(2). Manor House (Plate 15), opposite the church, now two tenements, is of two storeys with attics; the walls are of rubble with some timber-framing and the roofs are tiled. It was built probably late in the 16th century. The two chimney-stacks have each three square shafts with a moulded base. Inside the building there is a doorway with a four-centred head at the foot of the stairs which retain one square newel with a shaped top. There are some exposed ceiling-beams.
The following monuments unless otherwise described are of the 17th century and of two storeys, timber-framed and plastered; the roofs are tiled or thatched. Several of the houses have exposed ceiling-beams and original chimney-stacks.
(3). Cottage, N.W. of the church.
(4). Range of three tenements, on the S. side of the road 340 yards W.N.W. of the church, has been refaced with brick. The original chimney-stack has a cross-shaped shaft, set diagonally.
(5). Range of three tenements, 40 yards W. of (4), has been faced with brick.
(6). Range of four tenements, on the N. side of the road, N. of (4). The westernmost tenement is a later addition.
(7). Cottage now part of house, 80 yards N. of (6), has been faced with brick and completely modernised.
(8). House on W. side of road, 80 yards W. of (7), is of two storeys with attics. The timber-framing is exposed at the ends.
(9). House and barn, 200 yards S. of (8). The House has a later addition at the back. The central chimney-stack has grouped diagonal shafts. Inside the building one room has original panelling. In the front wall of a barn adjoining the house is a stone inscribed /?/ 1675.
The Barn N. of the house has exposed timber-framing on the S.
Condition—Of both, good.
(10). Cottage, two tenements, 100 yards S.S.W. of (9), has a central chimney-stack with grouped diagonal shafts. The roof is covered with corrugated iron.
(11). Cottage, two tenements at Owl's End, 140 yards S.S.W. of (10), has a central chimney-stack similar to that of (10).
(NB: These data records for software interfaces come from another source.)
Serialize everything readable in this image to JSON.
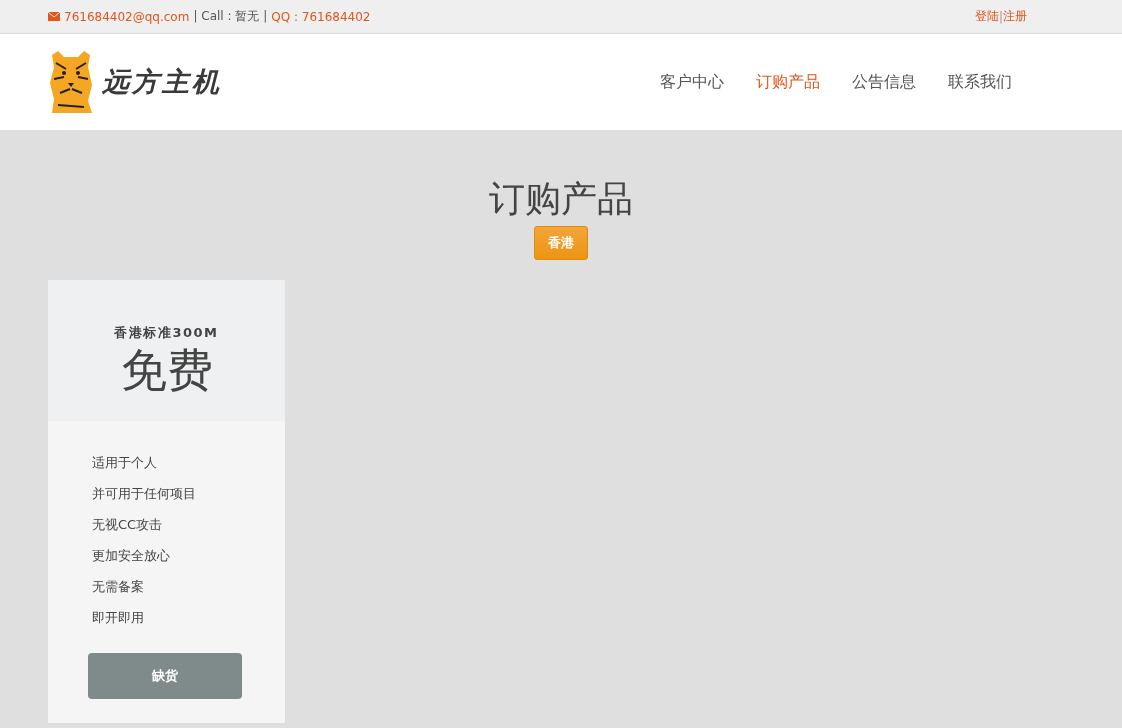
{
  "top_bar": {
    "email": "761684402@qq.com",
    "call": "| Call : 暂无 |",
    "qq": "QQ : 761684402",
    "login": "登陆",
    "separator": "|",
    "register": "注册"
  },
  "header": {
    "logo_text": "远方主机",
    "nav": [
      {
        "label": "客户中心",
        "selected": false
      },
      {
        "label": "订购产品",
        "selected": true
      },
      {
        "label": "公告信息",
        "selected": false
      },
      {
        "label": "联系我们",
        "selected": false
      }
    ]
  },
  "page_title": "订购产品",
  "regions": [
    {
      "label": "香港",
      "selected": true
    }
  ],
  "products": [
    {
      "name": "香港标准300M",
      "price": "免费",
      "features": [
        "适用于个人",
        "并可用于任何项目",
        "无视CC攻击",
        "更加安全放心",
        "无需备案",
        "即开即用"
      ],
      "button": {
        "label": "缺货",
        "disabled": true
      }
    }
  ]
}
(12). Mound, about ¼ m. S. of the church, is roughly circular, 75 ft. in diameter and 5 ft. to 6 ft. high.